(Web page and app entries)

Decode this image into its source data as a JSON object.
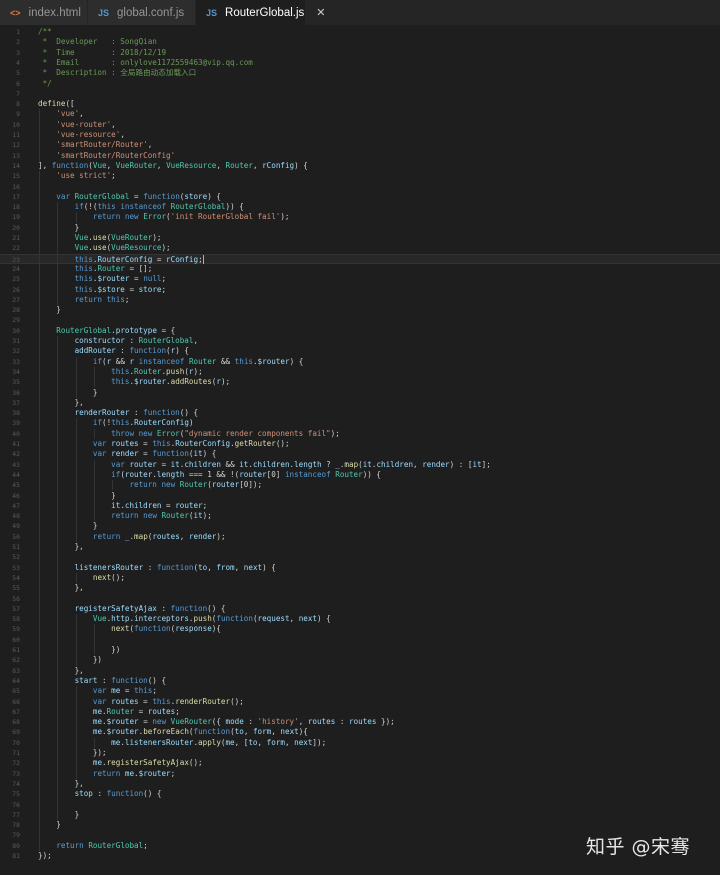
{
  "tabs": [
    {
      "label": "index.html",
      "icon": "html-file-icon",
      "active": false
    },
    {
      "label": "global.conf.js",
      "icon": "js-file-icon",
      "active": false
    },
    {
      "label": "RouterGlobal.js",
      "icon": "js-file-icon",
      "active": true
    }
  ],
  "tab_icons": {
    "html": "<>",
    "js": "JS"
  },
  "close_glyph": "✕",
  "cursor_line": 23,
  "code_lines": [
    "/**",
    " *  Developer   : SongQian",
    " *  Time        : 2018/12/19",
    " *  Email       : onlylove1172559463@vip.qq.com",
    " *  Description : 全局路由动态加载入口",
    " */",
    "",
    "define([",
    "    'vue',",
    "    'vue-router',",
    "    'vue-resource',",
    "    'smartRouter/Router',",
    "    'smartRouter/RouterConfig'",
    "], function(Vue, VueRouter, VueResource, Router, rConfig) {",
    "    'use strict';",
    "",
    "    var RouterGlobal = function(store) {",
    "        if(!(this instanceof RouterGlobal)) {",
    "            return new Error('init RouterGlobal fail');",
    "        }",
    "        Vue.use(VueRouter);",
    "        Vue.use(VueResource);",
    "        this.RouterConfig = rConfig;",
    "        this.Router = [];",
    "        this.$router = null;",
    "        this.$store = store;",
    "        return this;",
    "    }",
    "",
    "    RouterGlobal.prototype = {",
    "        constructor : RouterGlobal,",
    "        addRouter : function(r) {",
    "            if(r && r instanceof Router && this.$router) {",
    "                this.Router.push(r);",
    "                this.$router.addRoutes(r);",
    "            }",
    "        },",
    "        renderRouter : function() {",
    "            if(!this.RouterConfig)",
    "                throw new Error(\"dynamic render components fail\");",
    "            var routes = this.RouterConfig.getRouter();",
    "            var render = function(it) {",
    "                var router = it.children && it.children.length ? _.map(it.children, render) : [it];",
    "                if(router.length === 1 && !(router[0] instanceof Router)) {",
    "                    return new Router(router[0]);",
    "                }",
    "                it.children = router;",
    "                return new Router(it);",
    "            }",
    "            return _.map(routes, render);",
    "        },",
    "",
    "        listenersRouter : function(to, from, next) {",
    "            next();",
    "        },",
    "",
    "        registerSafetyAjax : function() {",
    "            Vue.http.interceptors.push(function(request, next) {",
    "                next(function(response){",
    "",
    "                })",
    "            })",
    "        },",
    "        start : function() {",
    "            var me = this;",
    "            var routes = this.renderRouter();",
    "            me.Router = routes;",
    "            me.$router = new VueRouter({ mode : 'history', routes : routes });",
    "            me.$router.beforeEach(function(to, form, next){",
    "                me.listenersRouter.apply(me, [to, form, next]);",
    "            });",
    "            me.registerSafetyAjax();",
    "            return me.$router;",
    "        },",
    "        stop : function() {",
    "",
    "        }",
    "    }",
    "",
    "    return RouterGlobal;",
    "});"
  ],
  "watermark": "知乎 @宋骞"
}
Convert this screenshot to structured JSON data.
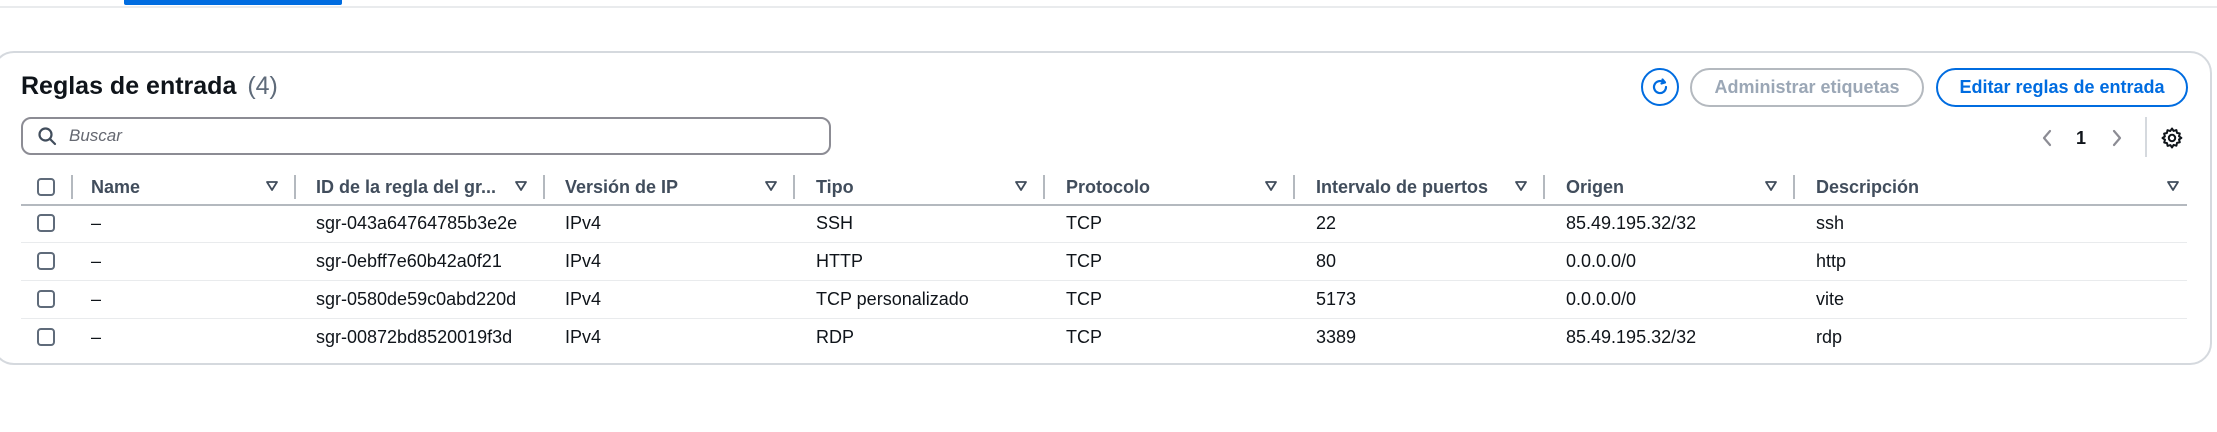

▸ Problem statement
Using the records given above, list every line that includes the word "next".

▸ Exercise solution
    "        listenersRouter : function(to, from, next) {",
    "            next();",
    "            Vue.http.interceptors.push(function(request, next) {",
    "                next(function(response){",
    "            me.$router.beforeEach(function(to, form, next){",
    "                me.listenersRouter.apply(me, [to, form, next]);",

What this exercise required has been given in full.